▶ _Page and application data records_
━━━

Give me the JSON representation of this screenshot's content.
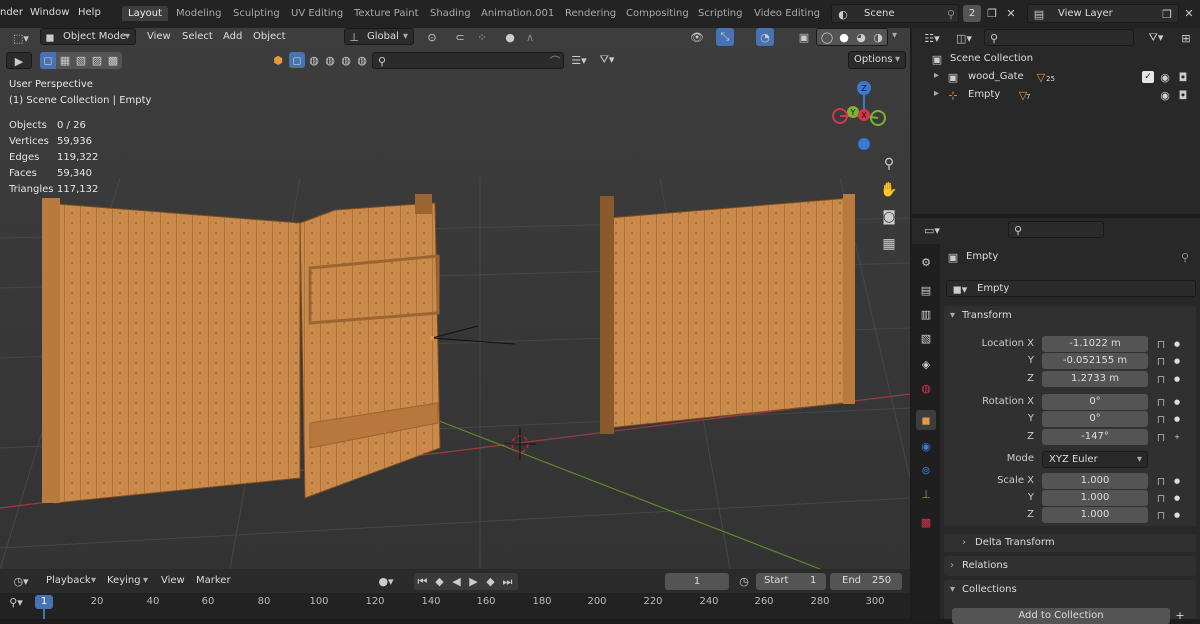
{
  "topbar": {
    "menus": [
      "nder",
      "Window",
      "Help"
    ],
    "workspaces": [
      "Layout",
      "Modeling",
      "Sculpting",
      "UV Editing",
      "Texture Paint",
      "Shading",
      "Animation.001",
      "Rendering",
      "Compositing",
      "Scripting",
      "Video Editing"
    ],
    "active_workspace": "Layout",
    "scene_name": "Scene",
    "scene_users": "2",
    "view_layer": "View Layer"
  },
  "viewport_header": {
    "mode": "Object Mode",
    "menus": [
      "View",
      "Select",
      "Add",
      "Object"
    ],
    "orientation": "Global",
    "options_label": "Options"
  },
  "overlay": {
    "perspective": "User Perspective",
    "collection": "(1) Scene Collection | Empty",
    "stats": [
      {
        "label": "Objects",
        "value": "0 / 26"
      },
      {
        "label": "Vertices",
        "value": "59,936"
      },
      {
        "label": "Edges",
        "value": "119,322"
      },
      {
        "label": "Faces",
        "value": "59,340"
      },
      {
        "label": "Triangles",
        "value": "117,132"
      }
    ]
  },
  "gizmo": {
    "x": "X",
    "y": "Y",
    "z": "Z"
  },
  "outliner": {
    "root": "Scene Collection",
    "items": [
      {
        "name": "wood_Gate",
        "badge": "25"
      },
      {
        "name": "Empty",
        "badge": "7"
      }
    ]
  },
  "properties": {
    "object_name": "Empty",
    "data_name": "Empty",
    "transform_label": "Transform",
    "location_label": "Location X",
    "location": {
      "x": "-1.1022 m",
      "y": "-0.052155 m",
      "z": "1.2733 m"
    },
    "rotation_label": "Rotation X",
    "rotation": {
      "x": "0°",
      "y": "0°",
      "z": "-147°"
    },
    "mode_label": "Mode",
    "mode_value": "XYZ Euler",
    "scale_label": "Scale X",
    "scale": {
      "x": "1.000",
      "y": "1.000",
      "z": "1.000"
    },
    "axis_y": "Y",
    "axis_z": "Z",
    "delta_transform": "Delta Transform",
    "relations": "Relations",
    "collections": "Collections",
    "add_to_collection": "Add to Collection"
  },
  "timeline": {
    "menus": [
      "Playback",
      "Keying",
      "View",
      "Marker"
    ],
    "current_frame": "1",
    "start_label": "Start",
    "start_value": "1",
    "end_label": "End",
    "end_value": "250",
    "ruler_current": "1",
    "ticks": [
      "20",
      "40",
      "60",
      "80",
      "100",
      "120",
      "140",
      "160",
      "180",
      "200",
      "220",
      "240",
      "260",
      "280",
      "300"
    ]
  },
  "colors": {
    "accent_blue": "#4772b3",
    "axis_x": "#d5344c",
    "axis_y": "#7cb233",
    "axis_z": "#3a79d1",
    "wood": "#c98a4b",
    "object_orange": "#e59b3b"
  }
}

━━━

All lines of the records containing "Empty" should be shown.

    "collection": "(1) Scene Collection | Empty",
        "name": "Empty",
    "object_name": "Empty",
    "data_name": "Empty",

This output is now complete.